Shareholders of British Airways and Spanish carrier Iberia today voted in favour of a £5 billion merger of the two airlines.
The green light from the shareholders means the creation of a new parent company for the two carriers - International Airlines Group (IAG).
The name BA will no longer be among those listed on the London Stock Market, with IAG taking its place when the deal is finally completed around January 21.
However, both airlines will keep their individual identities, with IAG's head office being in London and the new company's annual meetings being held in Madrid.
The merged airline will have 408 aircraft carrying about 57 million passengers a year.
Between them the two carriers have more than 57,000 staff and fly to more than 250 destinations.
One of the key benefits of the merger to BA is the access it will now get to South America.
At present BA flies to only three South American destinations - Rio de Janeiro and Sao Paulo in Brazil and Buenos Aires in Argentina.
Iberia also flies to these three cities, but also operates to eight other South American destinations.
Similarly, Iberia will gain from BA's more extensive North American operations, with the two carriers able to share information on fares, schedules and routes.
Shortly before Iberia's shareholders met in Madrid, BA chairman Martin Broughton told BA shareholders at a meeting in Westminster that the merger had a "compelling, strategic and financial logic" and would benefit staff, passengers and shareholders.
BA chief executive Willie Walsh said the merger would ensure BA could compete effectively with low-cost carriers.
After the vote, BA said: "This is an historic day for British Airways."
Peter Smith, travel analyst at http://www.travelsupermarket.com, said: "This merger, which will create the third biggest airline group in Europe, is good news for passengers in the long-term.

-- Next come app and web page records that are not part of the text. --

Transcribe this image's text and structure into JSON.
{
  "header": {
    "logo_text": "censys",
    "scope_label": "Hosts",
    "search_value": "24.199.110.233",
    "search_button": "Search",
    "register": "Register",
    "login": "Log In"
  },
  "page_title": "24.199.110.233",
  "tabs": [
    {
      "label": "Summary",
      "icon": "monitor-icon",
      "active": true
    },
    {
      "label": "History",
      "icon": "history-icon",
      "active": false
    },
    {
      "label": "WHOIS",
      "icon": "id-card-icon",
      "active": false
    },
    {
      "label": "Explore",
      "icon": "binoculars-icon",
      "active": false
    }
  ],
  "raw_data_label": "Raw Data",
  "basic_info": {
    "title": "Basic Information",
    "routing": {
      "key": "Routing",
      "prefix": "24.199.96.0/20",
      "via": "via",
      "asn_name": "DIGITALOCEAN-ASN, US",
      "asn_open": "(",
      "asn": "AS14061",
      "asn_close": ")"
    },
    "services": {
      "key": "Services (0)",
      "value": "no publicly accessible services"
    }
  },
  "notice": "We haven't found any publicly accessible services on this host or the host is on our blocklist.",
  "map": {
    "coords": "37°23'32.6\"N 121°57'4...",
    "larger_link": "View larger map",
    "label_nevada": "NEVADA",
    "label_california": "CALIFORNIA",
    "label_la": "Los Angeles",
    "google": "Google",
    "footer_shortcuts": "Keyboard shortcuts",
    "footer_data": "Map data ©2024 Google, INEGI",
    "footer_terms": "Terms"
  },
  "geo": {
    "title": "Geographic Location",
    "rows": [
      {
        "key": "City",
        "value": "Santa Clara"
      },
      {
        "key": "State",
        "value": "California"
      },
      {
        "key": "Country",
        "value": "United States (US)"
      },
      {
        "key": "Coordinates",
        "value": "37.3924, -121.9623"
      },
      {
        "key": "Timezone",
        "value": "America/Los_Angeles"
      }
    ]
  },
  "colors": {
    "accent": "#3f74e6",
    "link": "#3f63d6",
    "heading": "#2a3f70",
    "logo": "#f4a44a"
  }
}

"It's all part of BA's drive to reduce costs and improve efficiency, allowing them to offer more affordable fares. The network of destinations available when booking with BA will increase by around 40%.
"Eventually passengers should expect to see better connections, improved timings and more choice of departures to and from Spain and to onward destinations. The airline market between the UK and Spain is one of the most competitive in the world with a rash of low-cost carriers operating routes so we can expect prices to stay low."
Mr Walsh will become the IAG chief executive, with BA's chief financial officer, Keith Williams, becoming the new BA chief executive.
Mr Williams' current BA position will be taken by Nick Swift, who is currently finance boss at transport company Go-Ahead.